===== Extracted information =====

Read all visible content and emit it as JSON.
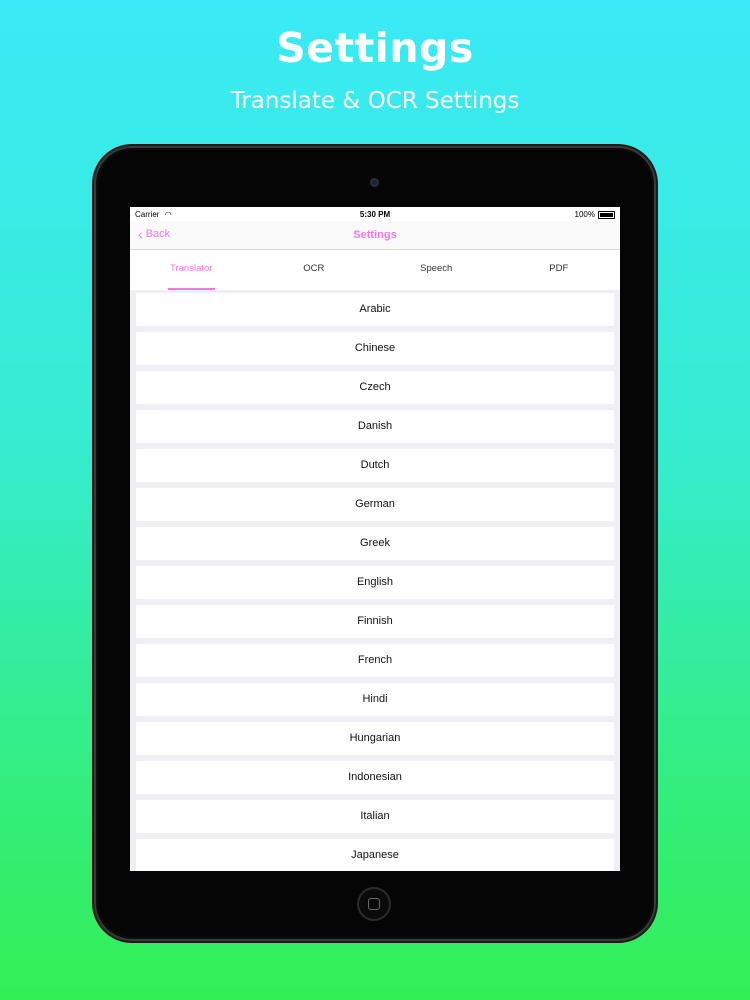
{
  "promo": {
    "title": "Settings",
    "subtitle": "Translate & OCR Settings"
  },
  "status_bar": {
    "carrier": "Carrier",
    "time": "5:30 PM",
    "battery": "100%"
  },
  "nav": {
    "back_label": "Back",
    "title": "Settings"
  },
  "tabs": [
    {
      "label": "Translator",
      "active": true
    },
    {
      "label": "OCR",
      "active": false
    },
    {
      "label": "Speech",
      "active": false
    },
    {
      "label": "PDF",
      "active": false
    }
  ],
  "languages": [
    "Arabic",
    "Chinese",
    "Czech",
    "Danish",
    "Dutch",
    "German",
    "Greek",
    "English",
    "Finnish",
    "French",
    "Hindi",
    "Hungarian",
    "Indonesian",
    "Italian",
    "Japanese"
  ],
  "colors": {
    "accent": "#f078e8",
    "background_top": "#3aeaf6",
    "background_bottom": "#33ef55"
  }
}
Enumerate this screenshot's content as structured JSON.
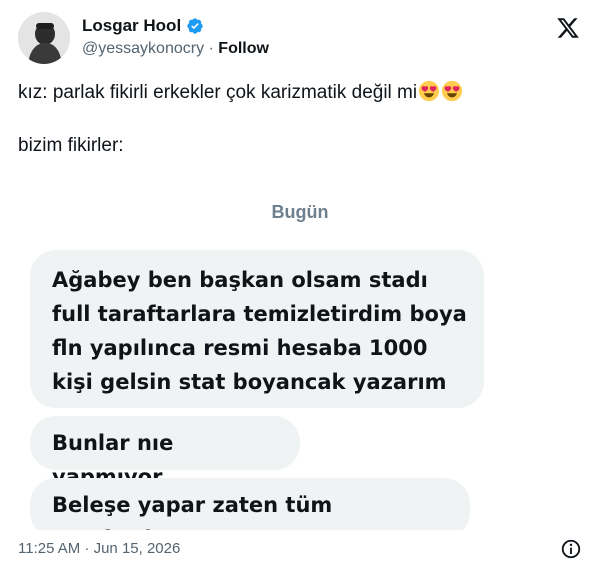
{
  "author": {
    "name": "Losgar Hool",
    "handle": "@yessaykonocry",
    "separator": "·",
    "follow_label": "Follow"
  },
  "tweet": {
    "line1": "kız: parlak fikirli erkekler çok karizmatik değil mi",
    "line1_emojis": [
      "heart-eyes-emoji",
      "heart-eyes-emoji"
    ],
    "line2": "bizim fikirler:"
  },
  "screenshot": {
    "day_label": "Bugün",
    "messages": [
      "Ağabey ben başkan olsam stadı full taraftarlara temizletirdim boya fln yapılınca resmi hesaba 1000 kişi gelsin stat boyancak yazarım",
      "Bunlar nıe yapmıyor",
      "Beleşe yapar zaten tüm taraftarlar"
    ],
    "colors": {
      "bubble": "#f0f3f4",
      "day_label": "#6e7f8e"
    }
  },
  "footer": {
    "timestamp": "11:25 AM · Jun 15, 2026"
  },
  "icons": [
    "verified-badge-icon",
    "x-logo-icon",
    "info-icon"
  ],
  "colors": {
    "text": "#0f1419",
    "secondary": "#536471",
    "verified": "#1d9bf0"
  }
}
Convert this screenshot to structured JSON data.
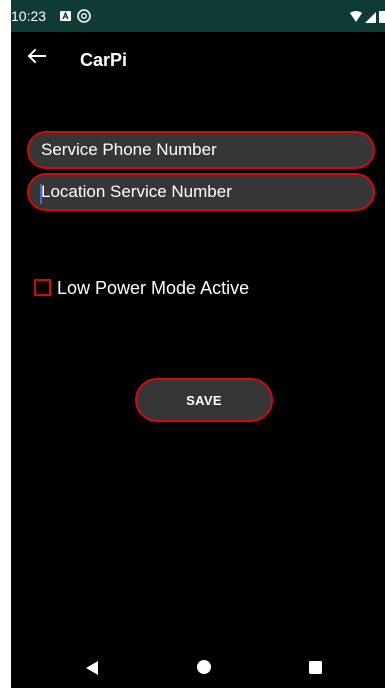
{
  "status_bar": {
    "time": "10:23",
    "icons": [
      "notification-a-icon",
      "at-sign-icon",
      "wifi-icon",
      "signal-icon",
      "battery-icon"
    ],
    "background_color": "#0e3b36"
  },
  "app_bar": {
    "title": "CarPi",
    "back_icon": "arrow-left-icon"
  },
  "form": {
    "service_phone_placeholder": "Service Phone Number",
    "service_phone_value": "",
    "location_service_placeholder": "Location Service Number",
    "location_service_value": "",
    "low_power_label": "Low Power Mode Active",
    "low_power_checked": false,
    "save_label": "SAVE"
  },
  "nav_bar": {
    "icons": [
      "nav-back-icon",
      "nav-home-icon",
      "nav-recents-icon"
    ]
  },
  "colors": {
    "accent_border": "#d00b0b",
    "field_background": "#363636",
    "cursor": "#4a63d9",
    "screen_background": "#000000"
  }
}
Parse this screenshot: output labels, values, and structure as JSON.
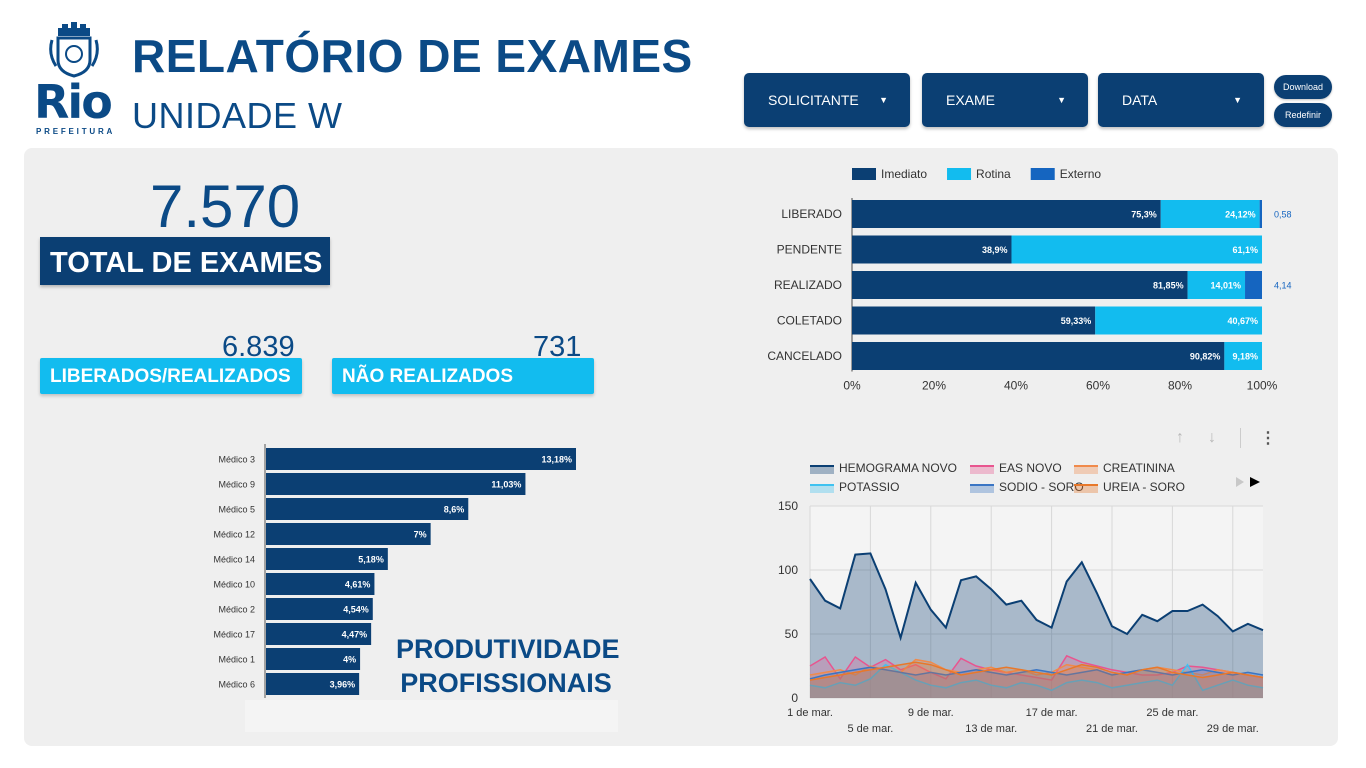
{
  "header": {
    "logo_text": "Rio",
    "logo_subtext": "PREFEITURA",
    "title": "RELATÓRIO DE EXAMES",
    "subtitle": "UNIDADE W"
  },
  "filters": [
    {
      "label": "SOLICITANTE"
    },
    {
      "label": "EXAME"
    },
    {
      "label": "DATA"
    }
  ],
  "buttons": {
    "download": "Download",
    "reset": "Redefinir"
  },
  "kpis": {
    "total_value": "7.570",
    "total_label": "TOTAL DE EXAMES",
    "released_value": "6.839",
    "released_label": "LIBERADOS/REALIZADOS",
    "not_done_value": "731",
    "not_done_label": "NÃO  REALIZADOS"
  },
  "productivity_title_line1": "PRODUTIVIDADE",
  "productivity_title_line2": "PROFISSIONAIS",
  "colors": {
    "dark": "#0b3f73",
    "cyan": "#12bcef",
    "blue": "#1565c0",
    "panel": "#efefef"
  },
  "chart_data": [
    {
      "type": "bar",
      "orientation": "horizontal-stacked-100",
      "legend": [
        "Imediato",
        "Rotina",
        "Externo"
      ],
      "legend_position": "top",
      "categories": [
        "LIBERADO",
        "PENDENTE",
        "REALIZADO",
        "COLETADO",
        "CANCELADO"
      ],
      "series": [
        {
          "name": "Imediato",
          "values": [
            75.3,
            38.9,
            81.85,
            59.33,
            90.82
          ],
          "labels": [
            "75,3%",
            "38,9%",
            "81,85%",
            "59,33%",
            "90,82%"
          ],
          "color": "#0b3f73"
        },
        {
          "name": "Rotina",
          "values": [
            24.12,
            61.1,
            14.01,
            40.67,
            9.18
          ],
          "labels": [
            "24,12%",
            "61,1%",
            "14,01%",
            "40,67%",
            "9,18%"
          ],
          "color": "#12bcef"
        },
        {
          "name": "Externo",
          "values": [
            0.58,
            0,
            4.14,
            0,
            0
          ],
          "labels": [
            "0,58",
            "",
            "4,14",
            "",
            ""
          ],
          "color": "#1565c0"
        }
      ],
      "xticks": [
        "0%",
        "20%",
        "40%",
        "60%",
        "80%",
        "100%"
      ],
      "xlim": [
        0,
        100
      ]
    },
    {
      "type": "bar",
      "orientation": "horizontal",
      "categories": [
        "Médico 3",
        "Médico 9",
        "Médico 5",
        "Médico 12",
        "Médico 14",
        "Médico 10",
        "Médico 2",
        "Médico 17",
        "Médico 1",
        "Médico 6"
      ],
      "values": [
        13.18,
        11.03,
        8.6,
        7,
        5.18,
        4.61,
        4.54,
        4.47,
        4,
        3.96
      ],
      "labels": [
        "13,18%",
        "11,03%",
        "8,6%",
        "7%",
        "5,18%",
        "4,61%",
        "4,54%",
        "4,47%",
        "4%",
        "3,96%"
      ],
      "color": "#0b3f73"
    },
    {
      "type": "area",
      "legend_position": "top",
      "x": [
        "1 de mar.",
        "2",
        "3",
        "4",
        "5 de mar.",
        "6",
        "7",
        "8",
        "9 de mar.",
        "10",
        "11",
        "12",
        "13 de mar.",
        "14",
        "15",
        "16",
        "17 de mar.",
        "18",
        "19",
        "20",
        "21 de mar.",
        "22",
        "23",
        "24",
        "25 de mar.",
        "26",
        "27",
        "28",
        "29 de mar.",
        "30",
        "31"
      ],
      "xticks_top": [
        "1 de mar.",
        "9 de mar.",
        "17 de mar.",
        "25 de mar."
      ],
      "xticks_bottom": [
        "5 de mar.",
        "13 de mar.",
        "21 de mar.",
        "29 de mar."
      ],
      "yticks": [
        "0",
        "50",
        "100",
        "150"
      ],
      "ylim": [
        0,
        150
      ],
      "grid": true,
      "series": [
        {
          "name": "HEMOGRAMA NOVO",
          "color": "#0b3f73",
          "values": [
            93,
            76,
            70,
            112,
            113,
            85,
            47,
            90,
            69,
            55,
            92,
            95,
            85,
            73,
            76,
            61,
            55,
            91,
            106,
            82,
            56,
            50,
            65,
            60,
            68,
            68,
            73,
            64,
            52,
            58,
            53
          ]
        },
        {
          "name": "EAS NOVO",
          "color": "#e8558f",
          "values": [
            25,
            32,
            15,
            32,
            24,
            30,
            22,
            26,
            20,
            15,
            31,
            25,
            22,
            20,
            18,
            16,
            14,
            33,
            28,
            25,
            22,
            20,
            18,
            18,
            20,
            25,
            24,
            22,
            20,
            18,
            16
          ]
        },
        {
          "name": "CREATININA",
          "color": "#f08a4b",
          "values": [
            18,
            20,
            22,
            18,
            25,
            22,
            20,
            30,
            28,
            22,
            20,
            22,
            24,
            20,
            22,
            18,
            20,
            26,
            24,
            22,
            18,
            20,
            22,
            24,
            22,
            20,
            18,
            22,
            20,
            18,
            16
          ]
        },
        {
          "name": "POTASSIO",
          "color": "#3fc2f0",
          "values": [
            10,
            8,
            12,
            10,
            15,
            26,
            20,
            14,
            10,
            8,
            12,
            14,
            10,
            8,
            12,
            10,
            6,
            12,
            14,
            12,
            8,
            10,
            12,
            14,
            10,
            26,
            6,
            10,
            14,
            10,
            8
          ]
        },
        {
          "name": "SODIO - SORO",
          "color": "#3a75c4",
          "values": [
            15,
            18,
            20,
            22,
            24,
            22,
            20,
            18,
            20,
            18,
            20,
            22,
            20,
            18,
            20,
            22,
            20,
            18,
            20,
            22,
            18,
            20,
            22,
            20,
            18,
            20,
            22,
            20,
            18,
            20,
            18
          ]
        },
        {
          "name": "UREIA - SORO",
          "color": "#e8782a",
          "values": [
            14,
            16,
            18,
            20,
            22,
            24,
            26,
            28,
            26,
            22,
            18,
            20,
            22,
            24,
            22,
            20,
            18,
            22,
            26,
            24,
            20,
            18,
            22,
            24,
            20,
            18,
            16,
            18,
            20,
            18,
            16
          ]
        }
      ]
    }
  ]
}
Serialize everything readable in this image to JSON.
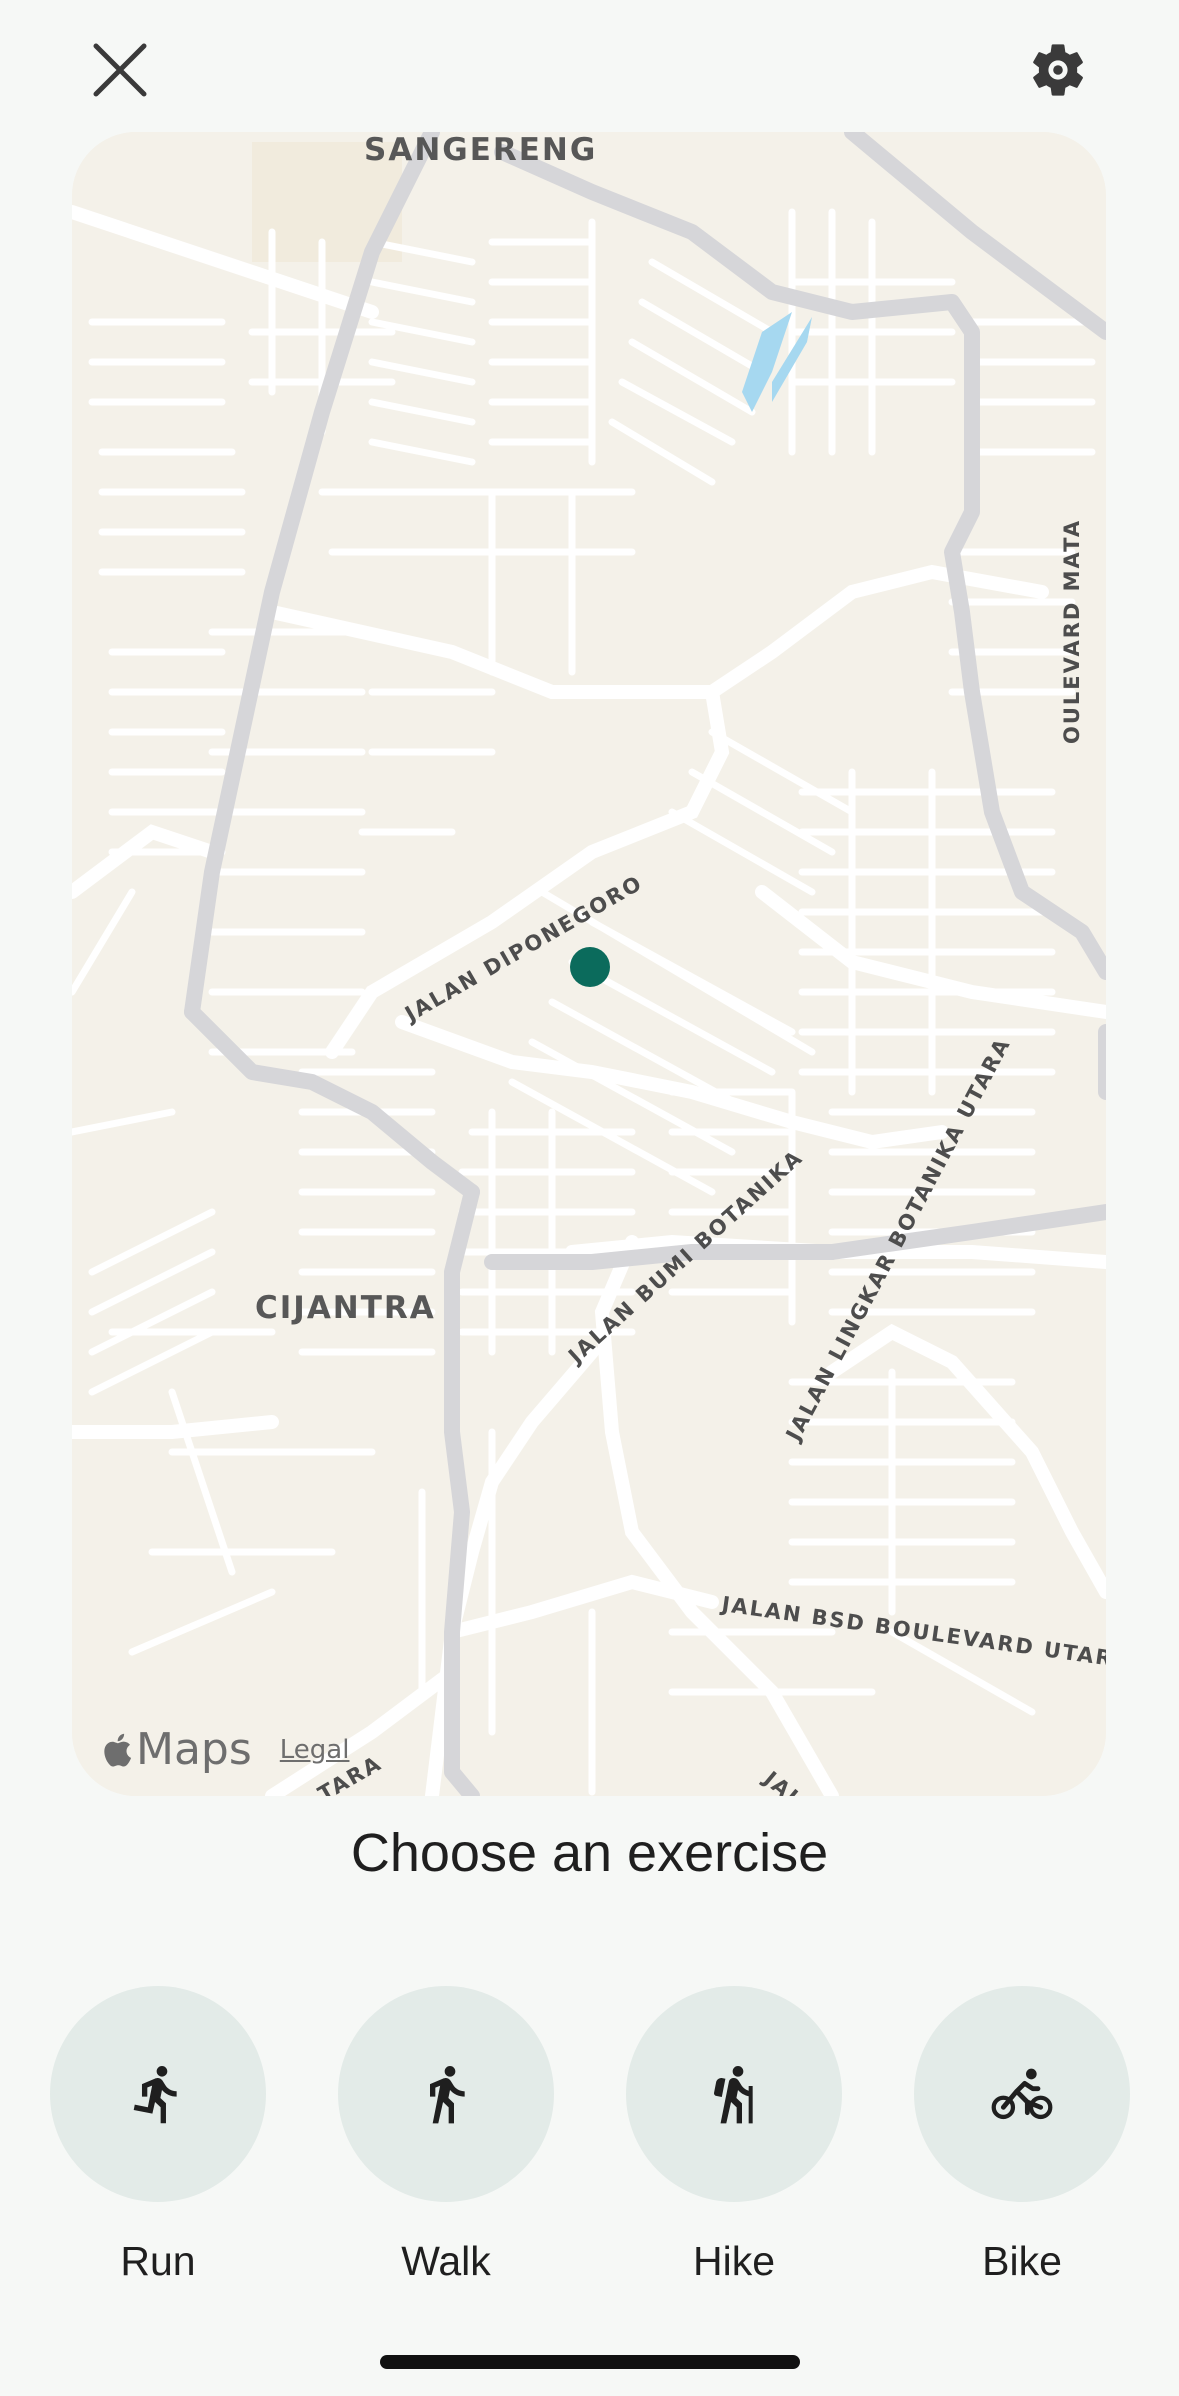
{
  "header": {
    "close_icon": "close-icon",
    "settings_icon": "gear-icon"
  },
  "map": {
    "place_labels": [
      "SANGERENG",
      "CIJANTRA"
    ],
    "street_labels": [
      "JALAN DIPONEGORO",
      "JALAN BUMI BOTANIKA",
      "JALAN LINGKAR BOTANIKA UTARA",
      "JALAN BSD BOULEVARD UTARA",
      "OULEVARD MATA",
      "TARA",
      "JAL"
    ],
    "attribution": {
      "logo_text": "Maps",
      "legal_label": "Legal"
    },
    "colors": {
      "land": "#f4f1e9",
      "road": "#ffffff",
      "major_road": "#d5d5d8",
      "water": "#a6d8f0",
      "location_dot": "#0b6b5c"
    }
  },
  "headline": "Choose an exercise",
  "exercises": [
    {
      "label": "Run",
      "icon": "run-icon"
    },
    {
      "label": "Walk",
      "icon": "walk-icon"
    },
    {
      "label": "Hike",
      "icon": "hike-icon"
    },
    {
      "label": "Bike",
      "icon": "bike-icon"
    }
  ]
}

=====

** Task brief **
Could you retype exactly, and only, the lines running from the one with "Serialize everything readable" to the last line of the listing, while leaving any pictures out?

** Written solution **
Serialize everything readable in this image to JSON.
{
  "header": {
    "close_icon": "close-icon",
    "settings_icon": "gear-icon"
  },
  "map": {
    "place_labels": [
      "SANGERENG",
      "CIJANTRA"
    ],
    "street_labels": [
      "JALAN DIPONEGORO",
      "JALAN BUMI BOTANIKA",
      "JALAN LINGKAR BOTANIKA UTARA",
      "JALAN BSD BOULEVARD UTARA",
      "OULEVARD MATA",
      "TARA",
      "JAL"
    ],
    "attribution": {
      "logo_text": "Maps",
      "legal_label": "Legal"
    },
    "colors": {
      "land": "#f4f1e9",
      "road": "#ffffff",
      "major_road": "#d5d5d8",
      "water": "#a6d8f0",
      "location_dot": "#0b6b5c"
    }
  },
  "headline": "Choose an exercise",
  "exercises": [
    {
      "label": "Run",
      "icon": "run-icon"
    },
    {
      "label": "Walk",
      "icon": "walk-icon"
    },
    {
      "label": "Hike",
      "icon": "hike-icon"
    },
    {
      "label": "Bike",
      "icon": "bike-icon"
    }
  ]
}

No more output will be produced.